## Information provided
►

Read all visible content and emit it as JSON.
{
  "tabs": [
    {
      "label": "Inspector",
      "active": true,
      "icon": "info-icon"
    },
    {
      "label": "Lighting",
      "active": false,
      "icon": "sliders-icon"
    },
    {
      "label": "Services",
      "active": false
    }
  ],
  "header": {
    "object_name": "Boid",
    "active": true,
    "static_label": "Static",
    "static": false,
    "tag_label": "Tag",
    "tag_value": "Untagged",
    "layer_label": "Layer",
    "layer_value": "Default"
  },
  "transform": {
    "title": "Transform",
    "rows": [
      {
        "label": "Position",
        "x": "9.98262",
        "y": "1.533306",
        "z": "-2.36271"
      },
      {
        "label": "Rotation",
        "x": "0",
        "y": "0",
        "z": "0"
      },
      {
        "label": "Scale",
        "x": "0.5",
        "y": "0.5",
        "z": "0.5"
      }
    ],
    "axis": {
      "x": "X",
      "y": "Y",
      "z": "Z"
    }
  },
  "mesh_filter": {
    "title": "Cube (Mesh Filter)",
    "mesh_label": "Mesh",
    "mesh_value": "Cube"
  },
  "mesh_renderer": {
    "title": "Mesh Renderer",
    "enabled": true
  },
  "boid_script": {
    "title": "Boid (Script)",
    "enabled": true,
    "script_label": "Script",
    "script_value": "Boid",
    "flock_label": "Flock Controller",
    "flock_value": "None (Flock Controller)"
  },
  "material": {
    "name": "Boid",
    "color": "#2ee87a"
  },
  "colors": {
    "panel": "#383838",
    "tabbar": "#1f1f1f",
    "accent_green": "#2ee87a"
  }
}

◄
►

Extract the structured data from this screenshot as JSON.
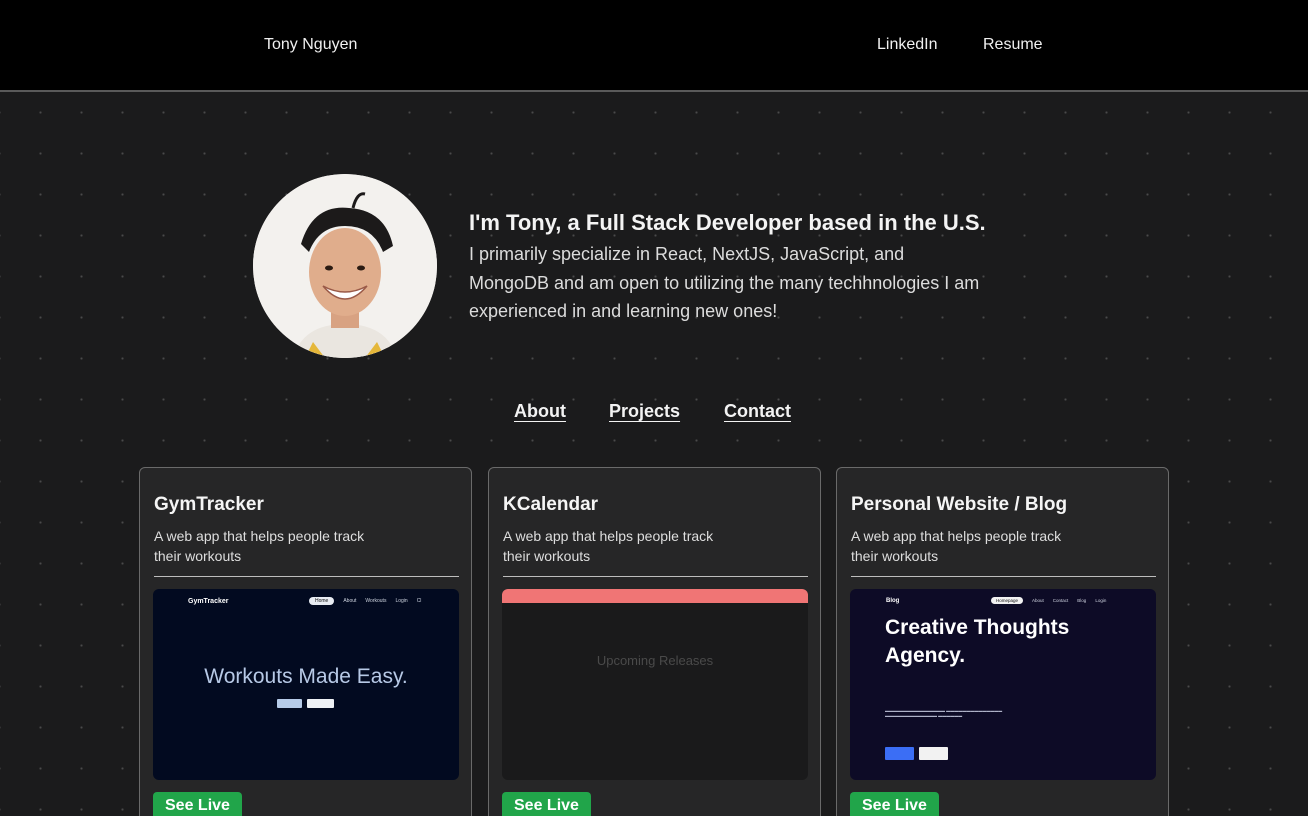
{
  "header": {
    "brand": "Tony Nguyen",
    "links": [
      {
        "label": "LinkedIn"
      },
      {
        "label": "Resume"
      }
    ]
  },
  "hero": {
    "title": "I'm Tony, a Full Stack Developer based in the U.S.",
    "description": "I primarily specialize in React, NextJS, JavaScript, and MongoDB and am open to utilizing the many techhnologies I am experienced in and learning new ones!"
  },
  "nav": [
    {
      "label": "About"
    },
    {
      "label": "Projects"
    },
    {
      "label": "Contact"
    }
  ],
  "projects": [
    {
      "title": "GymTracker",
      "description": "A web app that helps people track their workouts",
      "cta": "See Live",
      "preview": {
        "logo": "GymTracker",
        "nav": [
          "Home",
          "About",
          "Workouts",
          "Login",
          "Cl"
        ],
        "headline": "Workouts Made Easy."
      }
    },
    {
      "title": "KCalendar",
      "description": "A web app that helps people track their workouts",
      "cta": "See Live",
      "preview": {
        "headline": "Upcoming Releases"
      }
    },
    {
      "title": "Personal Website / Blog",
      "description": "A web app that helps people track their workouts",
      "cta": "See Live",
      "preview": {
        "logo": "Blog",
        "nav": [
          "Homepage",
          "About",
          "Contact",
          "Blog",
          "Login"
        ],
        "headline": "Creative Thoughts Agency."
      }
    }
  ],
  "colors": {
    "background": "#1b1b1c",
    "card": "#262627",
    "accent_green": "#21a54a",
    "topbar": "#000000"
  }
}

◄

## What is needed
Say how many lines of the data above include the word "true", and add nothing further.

## Your response
4